--- Information supplied ---

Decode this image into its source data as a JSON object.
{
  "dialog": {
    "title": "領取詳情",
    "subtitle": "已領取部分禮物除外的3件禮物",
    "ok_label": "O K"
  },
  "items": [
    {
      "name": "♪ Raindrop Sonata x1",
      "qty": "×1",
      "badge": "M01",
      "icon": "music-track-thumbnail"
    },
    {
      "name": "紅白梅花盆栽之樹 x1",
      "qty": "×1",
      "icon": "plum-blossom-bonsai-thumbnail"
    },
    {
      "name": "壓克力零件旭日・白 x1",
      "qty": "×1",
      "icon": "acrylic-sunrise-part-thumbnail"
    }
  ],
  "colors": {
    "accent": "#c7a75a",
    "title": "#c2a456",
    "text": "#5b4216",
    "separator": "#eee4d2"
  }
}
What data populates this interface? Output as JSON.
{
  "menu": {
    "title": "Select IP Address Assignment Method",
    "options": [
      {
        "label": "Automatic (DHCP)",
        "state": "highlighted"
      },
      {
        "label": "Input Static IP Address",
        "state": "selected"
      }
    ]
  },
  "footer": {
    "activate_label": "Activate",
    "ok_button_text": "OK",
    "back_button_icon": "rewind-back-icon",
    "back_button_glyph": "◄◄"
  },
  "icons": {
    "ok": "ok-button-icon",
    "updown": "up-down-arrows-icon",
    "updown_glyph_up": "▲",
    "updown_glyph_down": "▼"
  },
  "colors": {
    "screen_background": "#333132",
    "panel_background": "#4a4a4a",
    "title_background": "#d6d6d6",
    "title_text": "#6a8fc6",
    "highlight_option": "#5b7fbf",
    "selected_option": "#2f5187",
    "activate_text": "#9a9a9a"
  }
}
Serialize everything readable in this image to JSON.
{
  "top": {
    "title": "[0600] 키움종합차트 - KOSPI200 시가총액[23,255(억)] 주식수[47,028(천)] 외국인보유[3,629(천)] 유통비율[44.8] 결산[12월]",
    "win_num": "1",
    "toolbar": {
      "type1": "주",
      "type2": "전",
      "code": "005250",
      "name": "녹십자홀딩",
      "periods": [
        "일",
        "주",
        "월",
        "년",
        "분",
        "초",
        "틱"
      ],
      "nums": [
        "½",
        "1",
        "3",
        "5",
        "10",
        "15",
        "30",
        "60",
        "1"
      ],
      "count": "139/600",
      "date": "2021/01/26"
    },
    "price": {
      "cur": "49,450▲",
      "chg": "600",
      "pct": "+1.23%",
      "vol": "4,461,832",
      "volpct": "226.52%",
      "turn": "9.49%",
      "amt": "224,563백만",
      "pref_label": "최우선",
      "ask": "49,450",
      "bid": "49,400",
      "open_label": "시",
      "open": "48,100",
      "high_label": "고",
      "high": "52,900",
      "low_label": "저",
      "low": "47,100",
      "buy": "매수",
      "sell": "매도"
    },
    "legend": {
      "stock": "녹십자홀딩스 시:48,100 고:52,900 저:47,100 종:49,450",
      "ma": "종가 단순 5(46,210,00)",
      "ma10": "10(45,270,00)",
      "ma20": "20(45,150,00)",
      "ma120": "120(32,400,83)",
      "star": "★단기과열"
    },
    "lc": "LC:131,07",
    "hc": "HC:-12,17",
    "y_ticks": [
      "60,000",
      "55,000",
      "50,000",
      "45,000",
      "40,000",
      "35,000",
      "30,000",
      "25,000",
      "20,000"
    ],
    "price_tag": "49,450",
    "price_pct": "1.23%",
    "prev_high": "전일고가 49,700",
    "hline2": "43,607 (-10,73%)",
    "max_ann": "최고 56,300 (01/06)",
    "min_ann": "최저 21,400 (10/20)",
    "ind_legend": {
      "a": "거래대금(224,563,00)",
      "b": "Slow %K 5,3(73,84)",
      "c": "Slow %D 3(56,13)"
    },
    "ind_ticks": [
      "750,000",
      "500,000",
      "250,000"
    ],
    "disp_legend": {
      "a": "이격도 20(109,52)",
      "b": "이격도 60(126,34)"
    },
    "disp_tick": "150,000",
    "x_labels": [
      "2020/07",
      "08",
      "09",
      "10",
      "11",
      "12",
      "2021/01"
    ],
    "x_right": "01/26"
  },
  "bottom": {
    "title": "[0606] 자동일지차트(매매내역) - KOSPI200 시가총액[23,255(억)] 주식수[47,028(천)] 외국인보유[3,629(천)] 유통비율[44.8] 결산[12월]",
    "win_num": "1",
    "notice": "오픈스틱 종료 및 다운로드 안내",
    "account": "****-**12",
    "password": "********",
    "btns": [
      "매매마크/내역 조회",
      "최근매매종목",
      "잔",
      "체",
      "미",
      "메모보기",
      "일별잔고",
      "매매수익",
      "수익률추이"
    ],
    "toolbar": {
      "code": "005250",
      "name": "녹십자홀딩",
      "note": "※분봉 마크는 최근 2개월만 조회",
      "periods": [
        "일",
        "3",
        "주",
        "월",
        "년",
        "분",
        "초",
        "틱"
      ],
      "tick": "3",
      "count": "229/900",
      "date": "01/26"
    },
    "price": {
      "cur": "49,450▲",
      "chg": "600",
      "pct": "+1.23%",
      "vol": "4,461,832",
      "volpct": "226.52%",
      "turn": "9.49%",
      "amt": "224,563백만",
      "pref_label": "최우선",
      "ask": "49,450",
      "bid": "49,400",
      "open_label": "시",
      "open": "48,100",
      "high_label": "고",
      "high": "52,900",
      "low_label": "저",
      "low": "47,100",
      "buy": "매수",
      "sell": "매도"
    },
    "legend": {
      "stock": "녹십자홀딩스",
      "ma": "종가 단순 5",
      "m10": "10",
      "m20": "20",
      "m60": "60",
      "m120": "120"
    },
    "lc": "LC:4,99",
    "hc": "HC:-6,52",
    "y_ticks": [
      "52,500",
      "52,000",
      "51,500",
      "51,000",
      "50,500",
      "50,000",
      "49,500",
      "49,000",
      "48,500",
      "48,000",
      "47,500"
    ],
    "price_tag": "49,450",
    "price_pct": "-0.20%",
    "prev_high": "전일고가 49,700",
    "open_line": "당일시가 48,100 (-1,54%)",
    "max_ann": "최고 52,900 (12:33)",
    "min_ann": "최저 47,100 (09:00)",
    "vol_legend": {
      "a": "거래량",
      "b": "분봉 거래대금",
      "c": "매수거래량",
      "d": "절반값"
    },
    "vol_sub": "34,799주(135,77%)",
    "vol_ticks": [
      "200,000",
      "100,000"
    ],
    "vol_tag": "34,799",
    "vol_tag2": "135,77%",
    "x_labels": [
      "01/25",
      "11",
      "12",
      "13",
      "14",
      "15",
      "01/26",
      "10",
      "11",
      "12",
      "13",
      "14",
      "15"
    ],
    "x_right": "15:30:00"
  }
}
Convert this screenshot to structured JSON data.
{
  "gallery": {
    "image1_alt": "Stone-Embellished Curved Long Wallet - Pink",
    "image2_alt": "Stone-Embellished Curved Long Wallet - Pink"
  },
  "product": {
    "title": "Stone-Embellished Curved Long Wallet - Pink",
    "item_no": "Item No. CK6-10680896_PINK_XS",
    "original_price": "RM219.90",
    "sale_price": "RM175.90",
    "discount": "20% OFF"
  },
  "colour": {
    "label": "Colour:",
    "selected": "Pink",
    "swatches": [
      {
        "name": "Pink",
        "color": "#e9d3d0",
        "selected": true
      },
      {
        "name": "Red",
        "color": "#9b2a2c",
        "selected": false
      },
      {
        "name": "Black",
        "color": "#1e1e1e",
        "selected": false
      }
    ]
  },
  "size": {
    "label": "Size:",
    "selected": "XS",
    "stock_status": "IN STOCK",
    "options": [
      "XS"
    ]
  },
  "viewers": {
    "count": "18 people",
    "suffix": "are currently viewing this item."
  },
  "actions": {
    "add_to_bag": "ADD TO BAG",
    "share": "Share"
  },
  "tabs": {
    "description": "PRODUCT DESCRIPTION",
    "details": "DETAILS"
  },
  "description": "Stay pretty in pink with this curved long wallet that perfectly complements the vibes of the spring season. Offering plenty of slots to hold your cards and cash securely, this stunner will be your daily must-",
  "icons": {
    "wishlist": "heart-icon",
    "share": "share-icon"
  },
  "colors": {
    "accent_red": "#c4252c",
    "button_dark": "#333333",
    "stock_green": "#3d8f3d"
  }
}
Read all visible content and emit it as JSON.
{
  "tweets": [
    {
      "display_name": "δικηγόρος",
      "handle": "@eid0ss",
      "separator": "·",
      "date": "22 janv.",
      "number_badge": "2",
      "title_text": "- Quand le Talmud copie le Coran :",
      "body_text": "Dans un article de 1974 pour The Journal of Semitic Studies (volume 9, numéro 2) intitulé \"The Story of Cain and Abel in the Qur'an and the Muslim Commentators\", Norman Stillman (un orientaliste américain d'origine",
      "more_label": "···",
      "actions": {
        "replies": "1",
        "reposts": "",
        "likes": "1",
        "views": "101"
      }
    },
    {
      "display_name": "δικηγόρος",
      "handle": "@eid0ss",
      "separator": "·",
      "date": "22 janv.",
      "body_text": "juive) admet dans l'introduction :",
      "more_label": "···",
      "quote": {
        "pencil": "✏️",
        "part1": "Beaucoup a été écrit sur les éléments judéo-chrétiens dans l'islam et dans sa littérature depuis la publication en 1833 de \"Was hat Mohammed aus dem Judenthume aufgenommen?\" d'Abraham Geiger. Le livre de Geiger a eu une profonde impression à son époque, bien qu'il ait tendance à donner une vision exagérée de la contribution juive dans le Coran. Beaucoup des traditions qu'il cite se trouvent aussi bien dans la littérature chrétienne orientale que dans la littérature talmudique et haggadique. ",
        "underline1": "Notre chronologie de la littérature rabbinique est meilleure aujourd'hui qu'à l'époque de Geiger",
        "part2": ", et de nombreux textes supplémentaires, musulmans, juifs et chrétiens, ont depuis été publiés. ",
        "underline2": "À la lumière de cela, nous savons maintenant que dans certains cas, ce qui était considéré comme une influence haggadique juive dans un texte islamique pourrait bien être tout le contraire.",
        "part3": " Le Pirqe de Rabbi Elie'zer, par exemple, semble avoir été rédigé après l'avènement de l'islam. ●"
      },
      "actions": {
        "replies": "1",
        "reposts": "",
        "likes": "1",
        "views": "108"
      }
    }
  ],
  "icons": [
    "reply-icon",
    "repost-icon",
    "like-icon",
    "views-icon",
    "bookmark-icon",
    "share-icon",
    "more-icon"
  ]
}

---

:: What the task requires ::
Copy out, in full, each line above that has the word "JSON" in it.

:: Your solution ::
Decode this image into its source data as a JSON object.
What data populates this interface? Output as JSON.
Serialize everything readable in this image to JSON.
Convert this screenshot to structured JSON data.
Read all visible content and emit it as JSON.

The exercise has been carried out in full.